Shailene Woodley Attends Climate Change Rally as Actress Faces Trial in January for Pipeline Protest Arrest
Shailene Woodley isn’t letting her arrest stop her from standing up for what she believes in.
Nearly two weeks after being arrested while participating in a protest against the construction of the Dakota Access Pipeline, Woodley stood front and center at yet another environmental rally.
The actress, 24, attended the Climate Revolution demonstration at MacArthur Park in Los Angeles on Sunday aimed at eradicating the ongoing use of fossil fuels and other harmful elements that contribute to climate change.

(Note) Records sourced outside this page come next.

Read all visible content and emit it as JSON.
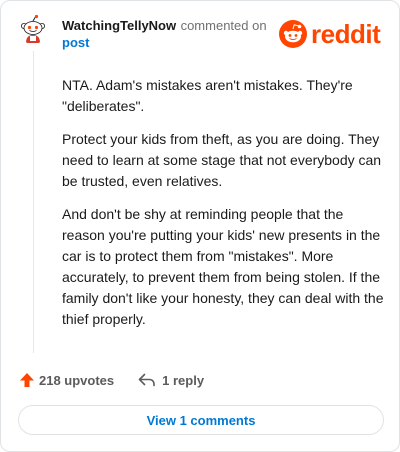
{
  "header": {
    "username": "WatchingTellyNow",
    "action_text": "commented on",
    "post_link": "post",
    "logo_text": "reddit",
    "avatar_icon": "snoo-avatar-icon",
    "logo_icon": "reddit-snoo-icon"
  },
  "comment": {
    "paragraphs": [
      "NTA. Adam's mistakes aren't mistakes. They're \"deliberates\".",
      "Protect your kids from theft, as you are doing. They need to learn at some stage that not everybody can be trusted, even relatives.",
      "And don't be shy at reminding people that the reason you're putting your kids' new presents in the car is to protect them from \"mistakes\". More accurately, to prevent them from being stolen. If the family don't like your honesty, they can deal with the thief properly."
    ]
  },
  "footer": {
    "upvotes_label": "218 upvotes",
    "reply_label": "1 reply",
    "view_comments_label": "View 1 comments",
    "upvote_icon": "upvote-arrow-icon",
    "reply_icon": "reply-arrow-icon"
  },
  "colors": {
    "brand": "#ff4500",
    "link": "#0079d3",
    "muted": "#707070"
  }
}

The appearance comes amid news that the actress is now set to stand trial in January over charges stemming from her protest arrest. The Associated Press reports that a trial date has been scheduled for Jan. 25 in Mandan, North Dakota. If convicted, the actress could be sentenced to up to two months in prison and hit with a $3,000 fine. She has pleaded not guilty to the charges.

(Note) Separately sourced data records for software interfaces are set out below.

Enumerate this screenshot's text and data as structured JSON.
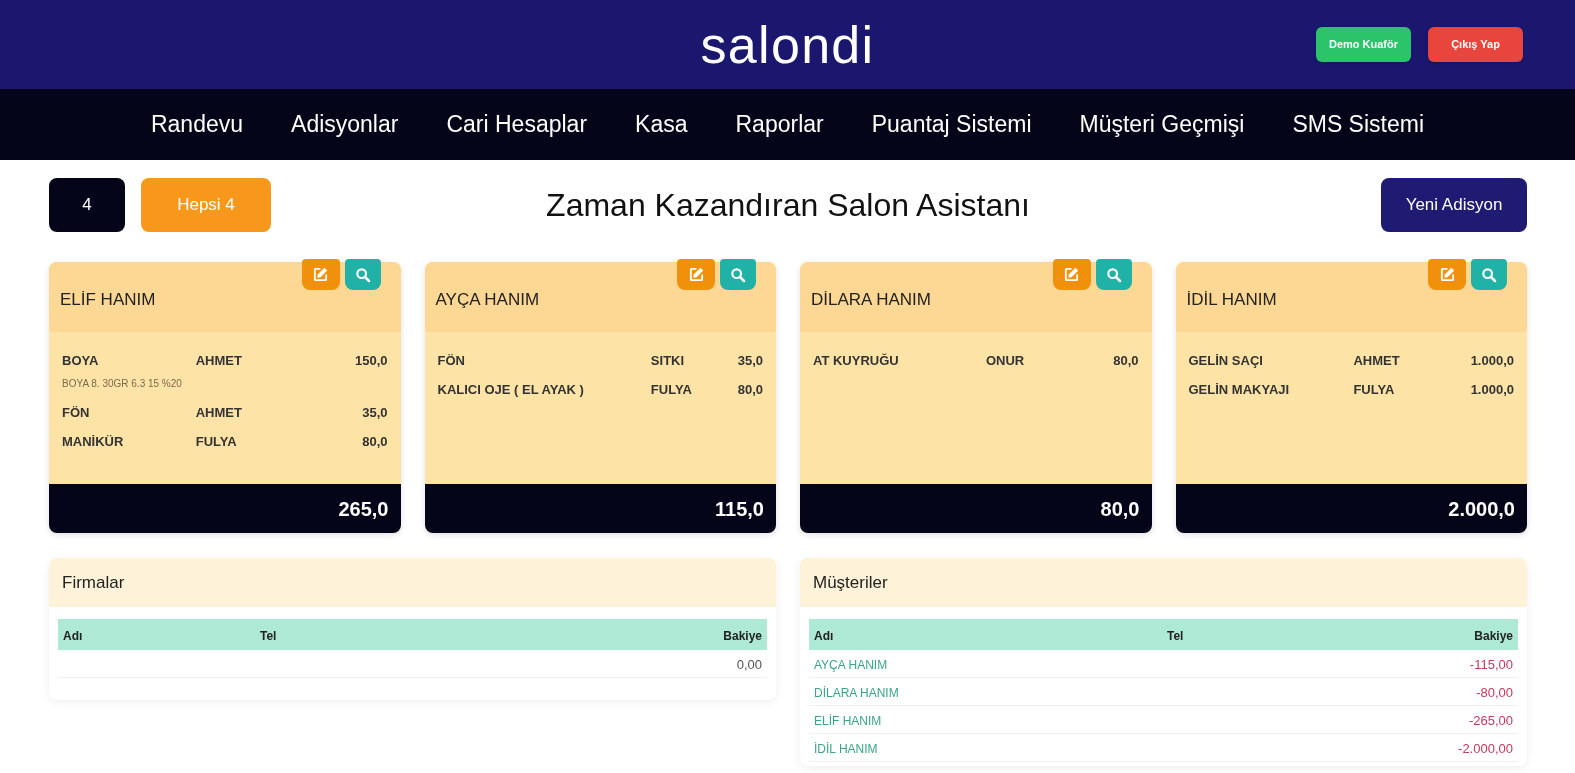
{
  "header": {
    "logo": "salondi",
    "buttons": [
      {
        "label": "Demo Kuaför",
        "kind": "account"
      },
      {
        "label": "Çıkış Yap",
        "kind": "logout"
      }
    ]
  },
  "nav": [
    {
      "label": "Randevu"
    },
    {
      "label": "Adisyonlar"
    },
    {
      "label": "Cari Hesaplar"
    },
    {
      "label": "Kasa"
    },
    {
      "label": "Raporlar"
    },
    {
      "label": "Puantaj Sistemi"
    },
    {
      "label": "Müşteri Geçmişi"
    },
    {
      "label": "SMS Sistemi"
    }
  ],
  "toolbar": {
    "count": "4",
    "filter": "Hepsi 4",
    "title": "Zaman Kazandıran Salon Asistanı",
    "new_button": "Yeni Adisyon"
  },
  "tickets": [
    {
      "customer": "ELİF HANIM",
      "items": [
        {
          "service": "BOYA",
          "staff": "AHMET",
          "price": "150,0",
          "note": "BOYA 8. 30GR 6.3 15 %20"
        },
        {
          "service": "FÖN",
          "staff": "AHMET",
          "price": "35,0"
        },
        {
          "service": "MANİKÜR",
          "staff": "FULYA",
          "price": "80,0"
        }
      ],
      "total": "265,0"
    },
    {
      "customer": "AYÇA HANIM",
      "items": [
        {
          "service": "FÖN",
          "staff": "SITKI",
          "price": "35,0"
        },
        {
          "service": "KALICI OJE ( EL AYAK )",
          "staff": "FULYA",
          "price": "80,0"
        }
      ],
      "total": "115,0"
    },
    {
      "customer": "DİLARA HANIM",
      "items": [
        {
          "service": "AT KUYRUĞU",
          "staff": "ONUR",
          "price": "80,0"
        }
      ],
      "total": "80,0"
    },
    {
      "customer": "İDİL HANIM",
      "items": [
        {
          "service": "GELİN SAÇI",
          "staff": "AHMET",
          "price": "1.000,0"
        },
        {
          "service": "GELİN MAKYAJI",
          "staff": "FULYA",
          "price": "1.000,0"
        }
      ],
      "total": "2.000,0"
    }
  ],
  "tables": [
    {
      "kind": "firms",
      "title": "Firmalar",
      "columns": [
        "Adı",
        "Tel",
        "Bakiye"
      ],
      "rows": [
        {
          "balance": "0,00"
        }
      ]
    },
    {
      "kind": "customers",
      "title": "Müşteriler",
      "columns": [
        "Adı",
        "Tel",
        "Bakiye"
      ],
      "rows": [
        {
          "name": "AYÇA HANIM",
          "balance": "-115,00"
        },
        {
          "name": "DİLARA HANIM",
          "balance": "-80,00"
        },
        {
          "name": "ELİF HANIM",
          "balance": "-265,00"
        },
        {
          "name": "İDİL HANIM",
          "balance": "-2.000,00"
        }
      ]
    }
  ]
}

At Sunday’s rally, Woodley donned red face paint and a T-shirt promoting her opposition of the Dakota Access Pipeline as she stood among fellow demonstrators.

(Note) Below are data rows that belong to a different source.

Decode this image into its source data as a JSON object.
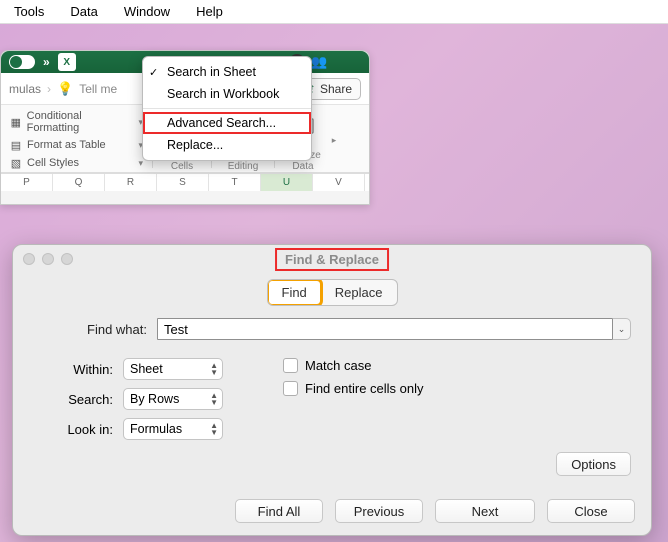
{
  "menubar": {
    "items": [
      "Tools",
      "Data",
      "Window",
      "Help"
    ]
  },
  "ribbon": {
    "tab": "mulas",
    "tellme": "Tell me",
    "share": "Share",
    "styles": {
      "conditional": "Conditional Formatting",
      "format_table": "Format as Table",
      "cell_styles": "Cell Styles"
    },
    "groups": {
      "cells": "Cells",
      "editing": "Editing",
      "analyze": "Analyze\nData"
    }
  },
  "columns": [
    "P",
    "Q",
    "R",
    "S",
    "T",
    "U",
    "V"
  ],
  "dropdown": {
    "search_sheet": "Search in Sheet",
    "search_workbook": "Search in Workbook",
    "advanced": "Advanced Search...",
    "replace": "Replace..."
  },
  "dialog": {
    "title": "Find & Replace",
    "tabs": {
      "find": "Find",
      "replace": "Replace"
    },
    "find_what_label": "Find what:",
    "find_what_value": "Test",
    "within_label": "Within:",
    "within_value": "Sheet",
    "search_label": "Search:",
    "search_value": "By Rows",
    "lookin_label": "Look in:",
    "lookin_value": "Formulas",
    "match_case": "Match case",
    "entire_cells": "Find entire cells only",
    "options_btn": "Options",
    "buttons": {
      "find_all": "Find All",
      "previous": "Previous",
      "next": "Next",
      "close": "Close"
    }
  }
}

The event, which kicked off with the rally, also included a concert featuring performances by Ozomatli, Gabriel Mayers and the L.A. River Choir.
She uploaded a clip of the rally to her Instagram account, showing demonstrators as they marched down the street chanting and carrying signs objecting to the construction of the Dakota Access Pipeline.
“#NoDAPL March right now in LA. we stand with you standing rock,” she wrote.
Woodley was charged with criminal trespassing and engaging in a riot on Oct. 10 while protesting the construction of the pipeline in Bismarck, North Dakota.
WATCH: Shailene Woodley Gets Emotional Talking About Her Recent Arrest at the EMAs
Following her release from jail, she penned a revealing essay in which she described the importance of protesting peacefully and raising awareness for environmental and social causes.
“The reason we were freezing our a—es off on Oct. 10 in peaceful protest was because the night before (mind you, right after the presidential debate and on the eve of Indigenous Peoples’ Day—coincidence?) the U.S. Court of Appeals denied an injunction to halt construction of the pipeline,” she wrote. “As in: They began building once again.”
“The Dakota Access Pipeline, my friends, is not another time to ignore, mistreat and turn a blind eye to Native Americans,” she continues, adding “What if we took the hashtag #FreeShailene and made it #ProtectCleanWater, or #HonorNativeTreaties, or #IStandWithStandingRock?”